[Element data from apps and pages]
◆ ◆ ◆ ◆ ◆ ◆ ◆

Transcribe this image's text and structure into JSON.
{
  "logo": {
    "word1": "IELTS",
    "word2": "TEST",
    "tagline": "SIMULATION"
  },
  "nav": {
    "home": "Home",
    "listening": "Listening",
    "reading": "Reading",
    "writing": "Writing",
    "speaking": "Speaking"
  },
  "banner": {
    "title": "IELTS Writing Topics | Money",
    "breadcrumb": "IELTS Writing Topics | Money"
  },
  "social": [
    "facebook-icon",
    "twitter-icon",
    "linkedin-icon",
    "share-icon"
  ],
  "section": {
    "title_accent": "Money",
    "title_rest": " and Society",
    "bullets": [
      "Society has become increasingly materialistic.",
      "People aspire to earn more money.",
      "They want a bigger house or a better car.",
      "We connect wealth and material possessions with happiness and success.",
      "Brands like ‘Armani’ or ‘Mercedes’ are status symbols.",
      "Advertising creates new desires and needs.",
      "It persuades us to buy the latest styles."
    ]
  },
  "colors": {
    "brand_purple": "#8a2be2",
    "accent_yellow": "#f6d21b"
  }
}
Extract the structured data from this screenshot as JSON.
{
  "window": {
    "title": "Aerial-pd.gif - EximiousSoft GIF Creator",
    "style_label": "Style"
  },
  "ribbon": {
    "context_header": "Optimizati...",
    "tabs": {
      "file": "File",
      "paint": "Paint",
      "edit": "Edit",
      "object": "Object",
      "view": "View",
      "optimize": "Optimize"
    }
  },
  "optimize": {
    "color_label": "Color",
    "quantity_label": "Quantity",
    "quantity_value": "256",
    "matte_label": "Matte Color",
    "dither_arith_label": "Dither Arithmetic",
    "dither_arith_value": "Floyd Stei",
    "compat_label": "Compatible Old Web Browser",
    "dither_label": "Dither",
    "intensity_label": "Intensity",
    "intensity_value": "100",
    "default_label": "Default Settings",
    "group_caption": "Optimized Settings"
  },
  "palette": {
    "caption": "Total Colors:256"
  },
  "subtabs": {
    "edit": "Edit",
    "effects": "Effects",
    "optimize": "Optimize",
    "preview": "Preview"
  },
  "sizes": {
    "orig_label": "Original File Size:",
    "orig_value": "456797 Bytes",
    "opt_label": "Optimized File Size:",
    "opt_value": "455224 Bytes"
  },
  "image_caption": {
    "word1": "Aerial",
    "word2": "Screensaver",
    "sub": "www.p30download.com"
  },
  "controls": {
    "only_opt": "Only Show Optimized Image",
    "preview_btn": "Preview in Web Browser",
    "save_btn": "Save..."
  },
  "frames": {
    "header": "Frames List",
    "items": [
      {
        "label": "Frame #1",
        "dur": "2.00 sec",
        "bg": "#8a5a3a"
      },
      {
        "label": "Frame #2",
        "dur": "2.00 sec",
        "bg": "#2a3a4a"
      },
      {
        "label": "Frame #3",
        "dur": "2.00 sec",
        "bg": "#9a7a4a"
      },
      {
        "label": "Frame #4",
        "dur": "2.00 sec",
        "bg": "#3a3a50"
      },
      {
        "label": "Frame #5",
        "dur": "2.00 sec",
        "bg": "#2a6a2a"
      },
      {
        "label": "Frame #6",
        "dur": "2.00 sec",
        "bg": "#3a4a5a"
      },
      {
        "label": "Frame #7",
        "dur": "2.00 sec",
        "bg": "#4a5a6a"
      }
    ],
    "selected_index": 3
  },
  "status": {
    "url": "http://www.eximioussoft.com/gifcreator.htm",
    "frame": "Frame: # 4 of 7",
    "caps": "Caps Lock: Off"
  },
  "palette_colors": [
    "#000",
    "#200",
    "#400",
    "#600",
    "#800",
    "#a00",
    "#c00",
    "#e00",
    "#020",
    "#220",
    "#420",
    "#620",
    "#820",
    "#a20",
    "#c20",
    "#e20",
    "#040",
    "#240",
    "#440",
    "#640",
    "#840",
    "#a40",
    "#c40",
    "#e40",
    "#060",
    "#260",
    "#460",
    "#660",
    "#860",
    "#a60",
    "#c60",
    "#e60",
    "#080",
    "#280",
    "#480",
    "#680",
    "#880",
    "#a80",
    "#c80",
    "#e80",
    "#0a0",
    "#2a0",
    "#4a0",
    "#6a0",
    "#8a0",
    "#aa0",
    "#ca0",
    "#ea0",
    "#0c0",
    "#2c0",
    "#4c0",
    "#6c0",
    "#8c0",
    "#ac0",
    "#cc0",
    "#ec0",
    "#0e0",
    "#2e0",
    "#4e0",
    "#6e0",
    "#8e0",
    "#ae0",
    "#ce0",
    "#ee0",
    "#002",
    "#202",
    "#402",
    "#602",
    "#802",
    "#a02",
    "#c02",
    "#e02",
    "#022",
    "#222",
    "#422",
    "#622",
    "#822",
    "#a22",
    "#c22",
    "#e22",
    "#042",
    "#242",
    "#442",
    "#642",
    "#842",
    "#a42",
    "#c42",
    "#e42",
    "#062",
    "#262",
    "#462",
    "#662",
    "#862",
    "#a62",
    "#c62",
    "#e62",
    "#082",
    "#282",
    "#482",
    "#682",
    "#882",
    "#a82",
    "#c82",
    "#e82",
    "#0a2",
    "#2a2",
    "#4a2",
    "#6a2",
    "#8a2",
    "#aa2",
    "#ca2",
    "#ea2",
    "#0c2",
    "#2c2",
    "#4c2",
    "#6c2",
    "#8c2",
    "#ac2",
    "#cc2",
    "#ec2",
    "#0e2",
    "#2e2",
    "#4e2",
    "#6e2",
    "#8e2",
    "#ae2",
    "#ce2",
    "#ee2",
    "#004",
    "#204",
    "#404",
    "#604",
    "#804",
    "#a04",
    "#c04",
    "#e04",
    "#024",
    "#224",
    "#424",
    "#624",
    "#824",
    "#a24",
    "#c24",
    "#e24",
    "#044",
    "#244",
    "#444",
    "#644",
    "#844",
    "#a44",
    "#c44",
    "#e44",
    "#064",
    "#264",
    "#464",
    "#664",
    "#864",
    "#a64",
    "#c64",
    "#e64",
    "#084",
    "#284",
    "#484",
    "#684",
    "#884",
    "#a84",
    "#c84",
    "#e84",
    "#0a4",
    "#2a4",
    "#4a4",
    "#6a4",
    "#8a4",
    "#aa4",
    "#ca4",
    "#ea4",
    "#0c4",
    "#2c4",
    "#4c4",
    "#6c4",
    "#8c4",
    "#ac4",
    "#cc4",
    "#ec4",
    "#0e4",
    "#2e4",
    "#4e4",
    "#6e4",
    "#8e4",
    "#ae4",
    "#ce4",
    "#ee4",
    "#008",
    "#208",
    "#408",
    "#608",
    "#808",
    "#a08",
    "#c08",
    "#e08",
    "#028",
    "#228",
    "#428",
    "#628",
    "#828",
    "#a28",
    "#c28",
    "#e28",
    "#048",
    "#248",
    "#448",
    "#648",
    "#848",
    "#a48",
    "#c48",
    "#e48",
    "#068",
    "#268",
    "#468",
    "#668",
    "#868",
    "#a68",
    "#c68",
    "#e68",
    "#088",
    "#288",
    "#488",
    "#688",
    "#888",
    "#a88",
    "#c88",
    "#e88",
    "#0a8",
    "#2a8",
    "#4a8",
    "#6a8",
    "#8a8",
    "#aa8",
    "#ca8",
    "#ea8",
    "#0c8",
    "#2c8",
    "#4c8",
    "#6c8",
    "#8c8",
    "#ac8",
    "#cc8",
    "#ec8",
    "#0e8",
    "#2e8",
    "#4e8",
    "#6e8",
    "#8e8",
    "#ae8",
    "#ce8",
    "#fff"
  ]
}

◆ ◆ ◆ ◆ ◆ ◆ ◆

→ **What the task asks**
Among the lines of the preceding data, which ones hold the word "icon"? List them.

→ **Exercise solution**
    "facebook-icon",
    "twitter-icon",
    "linkedin-icon",
    "share-icon"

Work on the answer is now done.